Buckley’s comments highlight a clear consumer trend: a move away from linear TV to on-demand. Users want their content fast and crystal clear. And they want to be able to watch it on any screen in their house with no fuss.
So, how is the former big dog of New Zealand media, Sky, dealing with this trend? If its subscription numbers are to be believed, the answer is poorly. However, its latest collaboration with Vodafone may turn this around.
Despite not being allowed to merge, the two companies are working closely together to offer a unique streaming service in New Zealand: Vodafone TV.
Vodafone TV runs on a set-top box or mobile app and is only available to those on fibre or cable (‘Fibre-X’) connections. The box has Netflix and all of the free-to-air on-demand services built in. Subscribers get a live version of Sky, plus access to Sky’s catalogue on demand.
It’s this part that is new, at least for Sky. Tony Baird, technology director for Vodafone, described it:
“We have a scheduler and an ‘origin’ [server] in Auckland, and this sends content out to our CDNs in Auckland, Wellington and Christchurch. We’ve also got a big fibre-optic link direct to Sky for its Live TV and Video-On-Demand services. The scheduler is responsible for triggering the play out, and the ‘origin’ stores a single unique copy of the content for all customers to access. This is the ‘user plane’. For the control plane, we use AWS.”
“When you watch content we don't send you the whole file, instead you are assigned a unique pointer. The pointer knows exactly where you are in that piece of content”
If you’re confused by these terms don’t worry. The user plane is how the service gets the content to you and is similar to that of other services. The control plane refers to how you interact with that content and controls every part of this experience, including when you press ‘play’.

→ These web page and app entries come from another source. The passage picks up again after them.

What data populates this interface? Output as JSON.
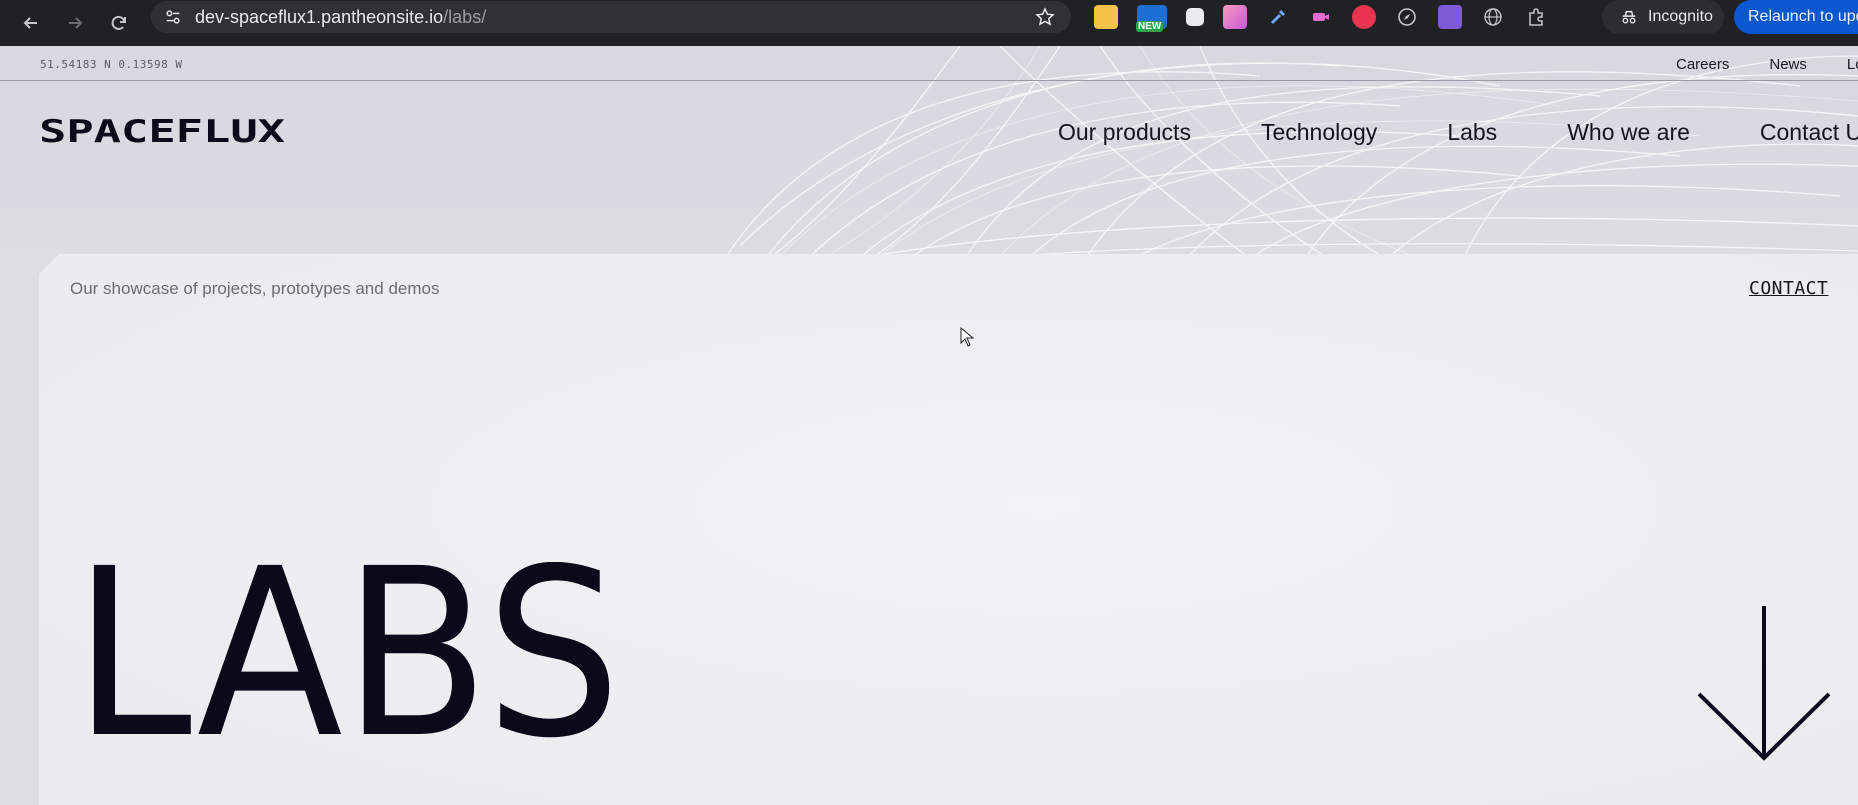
{
  "browser": {
    "url_host": "dev-spaceflux1.pantheonsite.io",
    "url_path": "/labs/",
    "incognito_label": "Incognito",
    "relaunch_label": "Relaunch to update",
    "ext_new_badge": "NEW"
  },
  "top_strip": {
    "coordinates": "51.54183 N 0.13598 W",
    "links": [
      "Careers",
      "News",
      "Login"
    ]
  },
  "header": {
    "logo_text": "SPACEFLUX",
    "nav": [
      "Our products",
      "Technology",
      "Labs",
      "Who we are",
      "Contact Us"
    ]
  },
  "hero": {
    "subtitle": "Our showcase of projects, prototypes and demos",
    "contact_label": "CONTACT",
    "title": "LABS"
  },
  "colors": {
    "text_dark": "#0b0a1a",
    "browser_bg": "#202124",
    "relaunch_blue": "#0b57d0"
  }
}
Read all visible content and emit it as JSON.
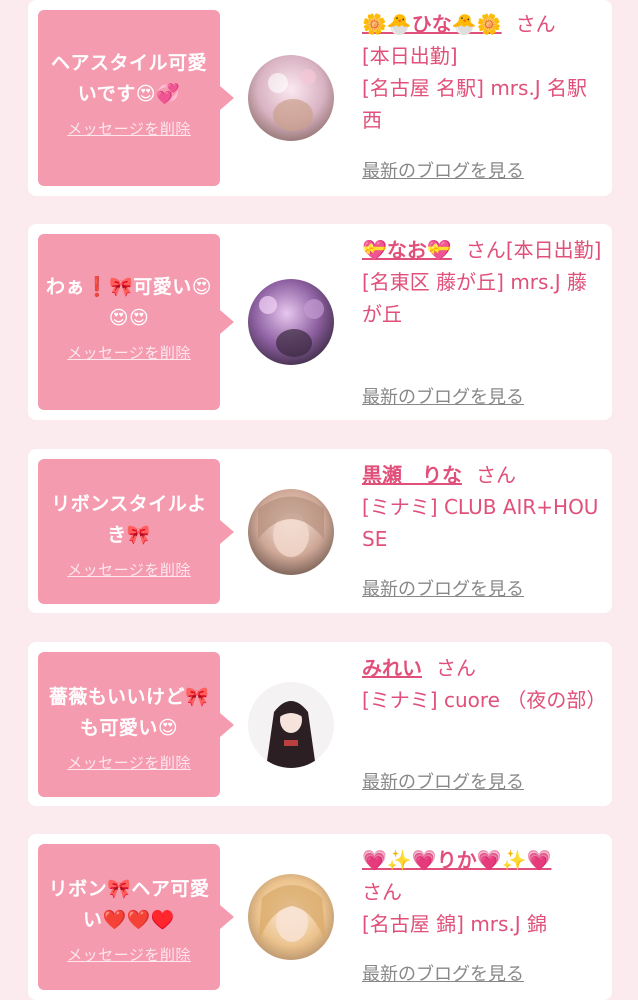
{
  "cards": [
    {
      "message": "ヘアスタイル可愛いです😍💞",
      "delete_label": "メッセージを削除",
      "name": "🌼🐣ひな🐣🌼",
      "honorific": "さん",
      "status": "[本日出勤]",
      "location": "[名古屋 名駅] mrs.J 名駅西",
      "blog_label": "最新のブログを見る",
      "avatar_colors": [
        "#f4d6e2",
        "#c9a7b6",
        "#8e6f66"
      ]
    },
    {
      "message": "わぁ❗️🎀可愛い😍😍😍",
      "delete_label": "メッセージを削除",
      "name": "💝なお💝",
      "honorific": "さん",
      "status": "[本日出勤]",
      "location": "[名東区 藤が丘] mrs.J 藤が丘",
      "blog_label": "最新のブログを見る",
      "avatar_colors": [
        "#d8b3e6",
        "#7a4f8a",
        "#3a2a3f"
      ]
    },
    {
      "message": "リボンスタイルよき🎀",
      "delete_label": "メッセージを削除",
      "name": "黒瀬　りな",
      "honorific": "さん",
      "status": "",
      "location": "[ミナミ] CLUB AIR+HOUSE",
      "blog_label": "最新のブログを見る",
      "avatar_colors": [
        "#f1d8cc",
        "#c8a292",
        "#6b5249"
      ]
    },
    {
      "message": "薔薇もいいけど🎀も可愛い😍",
      "delete_label": "メッセージを削除",
      "name": "みれい",
      "honorific": "さん",
      "status": "",
      "location": "[ミナミ] cuore （夜の部）",
      "blog_label": "最新のブログを見る",
      "avatar_colors": [
        "#f3f1f1",
        "#2b1f24",
        "#b9403e"
      ]
    },
    {
      "message": "リボン🎀ヘア可愛い❤️❤️♥️",
      "delete_label": "メッセージを削除",
      "name": "💗✨💗りか💗✨💗",
      "honorific": "さん",
      "status": "",
      "location": "[名古屋 錦] mrs.J 錦",
      "blog_label": "最新のブログを見る",
      "avatar_colors": [
        "#f6e2c8",
        "#e8b878",
        "#9c7a5c"
      ]
    }
  ]
}
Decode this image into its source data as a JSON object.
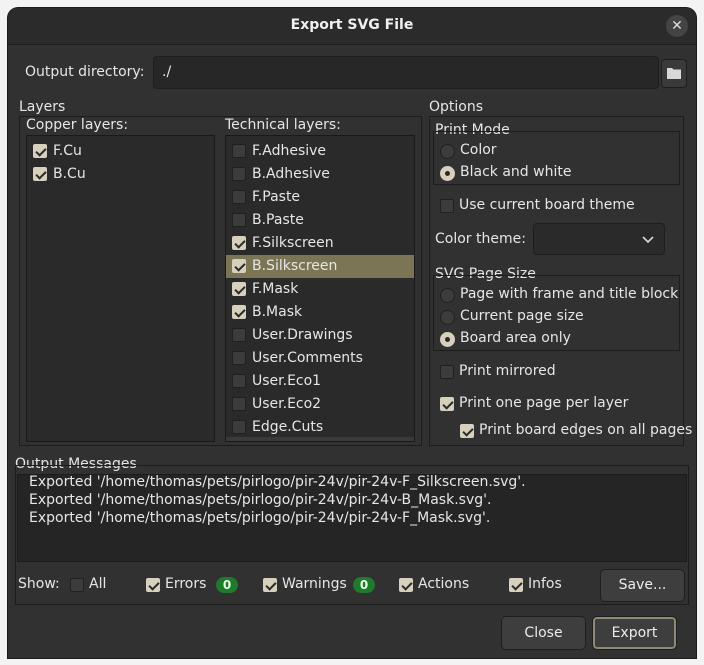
{
  "window": {
    "title": "Export SVG File",
    "close_glyph": "✕"
  },
  "output_dir": {
    "label": "Output directory:",
    "value": "./",
    "browse_icon": "folder-icon"
  },
  "layers": {
    "group_label": "Layers",
    "copper_label": "Copper layers:",
    "copper": [
      {
        "name": "F.Cu",
        "checked": true
      },
      {
        "name": "B.Cu",
        "checked": true
      }
    ],
    "technical_label": "Technical layers:",
    "technical": [
      {
        "name": "F.Adhesive",
        "checked": false
      },
      {
        "name": "B.Adhesive",
        "checked": false
      },
      {
        "name": "F.Paste",
        "checked": false
      },
      {
        "name": "B.Paste",
        "checked": false
      },
      {
        "name": "F.Silkscreen",
        "checked": true
      },
      {
        "name": "B.Silkscreen",
        "checked": true,
        "selected": true
      },
      {
        "name": "F.Mask",
        "checked": true
      },
      {
        "name": "B.Mask",
        "checked": true
      },
      {
        "name": "User.Drawings",
        "checked": false
      },
      {
        "name": "User.Comments",
        "checked": false
      },
      {
        "name": "User.Eco1",
        "checked": false
      },
      {
        "name": "User.Eco2",
        "checked": false
      },
      {
        "name": "Edge.Cuts",
        "checked": false
      }
    ]
  },
  "options": {
    "group_label": "Options",
    "print_mode": {
      "label": "Print Mode",
      "color": "Color",
      "bw": "Black and white",
      "selected": "bw"
    },
    "use_board_theme": {
      "label": "Use current board theme",
      "checked": false
    },
    "color_theme": {
      "label": "Color theme:",
      "value": ""
    },
    "page_size": {
      "label": "SVG Page Size",
      "frame": "Page with frame and title block",
      "current": "Current page size",
      "board": "Board area only",
      "selected": "board"
    },
    "print_mirrored": {
      "label": "Print mirrored",
      "checked": false
    },
    "one_page_per_layer": {
      "label": "Print one page per layer",
      "checked": true
    },
    "board_edges_all": {
      "label": "Print board edges on all pages",
      "checked": true
    }
  },
  "messages": {
    "label": "Output Messages",
    "lines": [
      "Exported '/home/thomas/pets/pirlogo/pir-24v/pir-24v-F_Silkscreen.svg'.",
      "Exported '/home/thomas/pets/pirlogo/pir-24v/pir-24v-B_Mask.svg'.",
      "Exported '/home/thomas/pets/pirlogo/pir-24v/pir-24v-F_Mask.svg'."
    ],
    "show_label": "Show:",
    "filters": {
      "all": {
        "label": "All",
        "checked": false
      },
      "errors": {
        "label": "Errors",
        "checked": true,
        "count": "0"
      },
      "warnings": {
        "label": "Warnings",
        "checked": true,
        "count": "0"
      },
      "actions": {
        "label": "Actions",
        "checked": true
      },
      "infos": {
        "label": "Infos",
        "checked": true
      }
    },
    "save_label": "Save..."
  },
  "buttons": {
    "close": "Close",
    "export": "Export"
  },
  "colors": {
    "selection": "#7b7555",
    "badge": "#1f7a2b",
    "checked": "#d6d0bd"
  }
}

“When you watch content we don’t send you the whole file, instead you are assigned a unique pointer,” explains Baird. The pointer knows exactly where you are in that piece of content. This means sending fewer files, which means it’s more efficient.”
Working with Sky means working with a wide range of content owners. Sometimes owners impose odd rules for their content, while they come to grips with this relatively new form of distribution.
“For example, some content owners don’t want you to be able to rewind, others may not want you to skip. With the control plane we can add and remove these controls as necessary for each piece of content. And with over-the-air updates we can quickly implement new features when they become available.”
David Malpas, general manager of product at TVNZ, has an even bigger job. He has to deal with live television as well, and also with advertising. All TVNZ’s content is sourced from master files held at TVNZ. These go through another company, Brightcove, which transcodes (converts the video files from one format to another), creates the slots for advertisements and then adds DRM (Digital Rights Management) software, before heading to the origin server. With live television, TVNZ bypasses Brightcove and streams directly to the origin server.
“On a mobile device, the ads are put in server-side,” says Malpas, referring to a process whereby the adverts are inserted before the programme reaches you, as opposed to being called in while you’re already watching it.
“We want to bring this into non-mobile as well, as it means there’s less chance of something going wrong.”
The increase in New Zealand content with terrestrial channels and local material being added will mean more internet traffic and more strain on the content delivery network, so in the future we will certainly see the number of CDN caches increase alongside demand.
As Chorus’ Rodgers puts it: “The wave of [online] TV is coming, the question is when?”